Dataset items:
▽

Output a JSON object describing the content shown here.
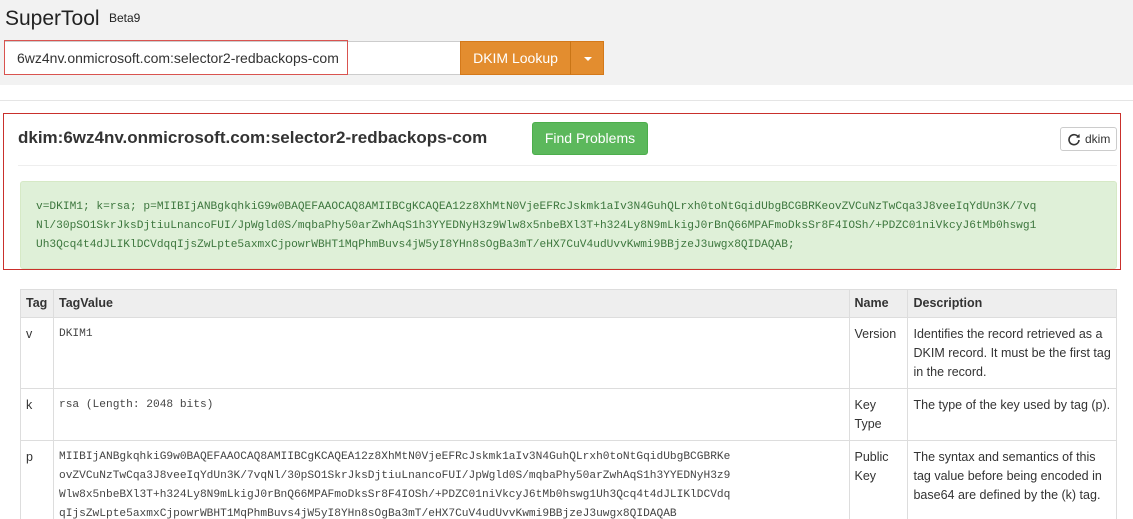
{
  "header": {
    "brand": "SuperTool",
    "beta": "Beta9"
  },
  "search": {
    "value": "6wz4nv.onmicrosoft.com:selector2-redbackops-com",
    "button_label": "DKIM Lookup"
  },
  "result": {
    "title": "dkim:6wz4nv.onmicrosoft.com:selector2-redbackops-com",
    "find_problems_label": "Find Problems",
    "refresh_label": "dkim",
    "record_lines": [
      "v=DKIM1; k=rsa; p=MIIBIjANBgkqhkiG9w0BAQEFAAOCAQ8AMIIBCgKCAQEA12z8XhMtN0VjeEFRcJskmk1aIv3N4GuhQLrxh0toNtGqidUbgBCGBRKeovZVCuNzTwCqa3J8veeIqYdUn3K/7vq",
      "Nl/30pSO1SkrJksDjtiuLnancoFUI/JpWgld0S/mqbaPhy50arZwhAqS1h3YYEDNyH3z9Wlw8x5nbeBXl3T+h324Ly8N9mLkigJ0rBnQ66MPAFmoDksSr8F4IOSh/+PDZC01niVkcyJ6tMb0hswg1",
      "Uh3Qcq4t4dJLIKlDCVdqqIjsZwLpte5axmxCjpowrWBHT1MqPhmBuvs4jW5yI8YHn8sOgBa3mT/eHX7CuV4udUvvKwmi9BBjzeJ3uwgx8QIDAQAB;"
    ]
  },
  "table": {
    "headers": [
      "Tag",
      "TagValue",
      "Name",
      "Description"
    ],
    "rows": [
      {
        "tag": "v",
        "value_lines": [
          "DKIM1"
        ],
        "name": "Version",
        "description": "Identifies the record retrieved as a DKIM record. It must be the first tag in the record."
      },
      {
        "tag": "k",
        "value_lines": [
          "rsa (Length: 2048 bits)"
        ],
        "name": "Key Type",
        "description": "The type of the key used by tag (p)."
      },
      {
        "tag": "p",
        "value_lines": [
          "MIIBIjANBgkqhkiG9w0BAQEFAAOCAQ8AMIIBCgKCAQEA12z8XhMtN0VjeEFRcJskmk1aIv3N4GuhQLrxh0toNtGqidUbgBCGBRKe",
          "ovZVCuNzTwCqa3J8veeIqYdUn3K/7vqNl/30pSO1SkrJksDjtiuLnancoFUI/JpWgld0S/mqbaPhy50arZwhAqS1h3YYEDNyH3z9",
          "Wlw8x5nbeBXl3T+h324Ly8N9mLkigJ0rBnQ66MPAFmoDksSr8F4IOSh/+PDZC01niVkcyJ6tMb0hswg1Uh3Qcq4t4dJLIKlDCVdq",
          "qIjsZwLpte5axmxCjpowrWBHT1MqPhmBuvs4jW5yI8YHn8sOgBa3mT/eHX7CuV4udUvvKwmi9BBjzeJ3uwgx8QIDAQAB"
        ],
        "name": "Public Key",
        "description": "The syntax and semantics of this tag value before being encoded in base64 are defined by the (k) tag."
      }
    ]
  }
}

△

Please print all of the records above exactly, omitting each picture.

Output a JSON object describing the content shown here.
{
  "header": {
    "brand": "SuperTool",
    "beta": "Beta9"
  },
  "search": {
    "value": "6wz4nv.onmicrosoft.com:selector2-redbackops-com",
    "button_label": "DKIM Lookup"
  },
  "result": {
    "title": "dkim:6wz4nv.onmicrosoft.com:selector2-redbackops-com",
    "find_problems_label": "Find Problems",
    "refresh_label": "dkim",
    "record_lines": [
      "v=DKIM1; k=rsa; p=MIIBIjANBgkqhkiG9w0BAQEFAAOCAQ8AMIIBCgKCAQEA12z8XhMtN0VjeEFRcJskmk1aIv3N4GuhQLrxh0toNtGqidUbgBCGBRKeovZVCuNzTwCqa3J8veeIqYdUn3K/7vq",
      "Nl/30pSO1SkrJksDjtiuLnancoFUI/JpWgld0S/mqbaPhy50arZwhAqS1h3YYEDNyH3z9Wlw8x5nbeBXl3T+h324Ly8N9mLkigJ0rBnQ66MPAFmoDksSr8F4IOSh/+PDZC01niVkcyJ6tMb0hswg1",
      "Uh3Qcq4t4dJLIKlDCVdqqIjsZwLpte5axmxCjpowrWBHT1MqPhmBuvs4jW5yI8YHn8sOgBa3mT/eHX7CuV4udUvvKwmi9BBjzeJ3uwgx8QIDAQAB;"
    ]
  },
  "table": {
    "headers": [
      "Tag",
      "TagValue",
      "Name",
      "Description"
    ],
    "rows": [
      {
        "tag": "v",
        "value_lines": [
          "DKIM1"
        ],
        "name": "Version",
        "description": "Identifies the record retrieved as a DKIM record. It must be the first tag in the record."
      },
      {
        "tag": "k",
        "value_lines": [
          "rsa (Length: 2048 bits)"
        ],
        "name": "Key Type",
        "description": "The type of the key used by tag (p)."
      },
      {
        "tag": "p",
        "value_lines": [
          "MIIBIjANBgkqhkiG9w0BAQEFAAOCAQ8AMIIBCgKCAQEA12z8XhMtN0VjeEFRcJskmk1aIv3N4GuhQLrxh0toNtGqidUbgBCGBRKe",
          "ovZVCuNzTwCqa3J8veeIqYdUn3K/7vqNl/30pSO1SkrJksDjtiuLnancoFUI/JpWgld0S/mqbaPhy50arZwhAqS1h3YYEDNyH3z9",
          "Wlw8x5nbeBXl3T+h324Ly8N9mLkigJ0rBnQ66MPAFmoDksSr8F4IOSh/+PDZC01niVkcyJ6tMb0hswg1Uh3Qcq4t4dJLIKlDCVdq",
          "qIjsZwLpte5axmxCjpowrWBHT1MqPhmBuvs4jW5yI8YHn8sOgBa3mT/eHX7CuV4udUvvKwmi9BBjzeJ3uwgx8QIDAQAB"
        ],
        "name": "Public Key",
        "description": "The syntax and semantics of this tag value before being encoded in base64 are defined by the (k) tag."
      }
    ]
  }
}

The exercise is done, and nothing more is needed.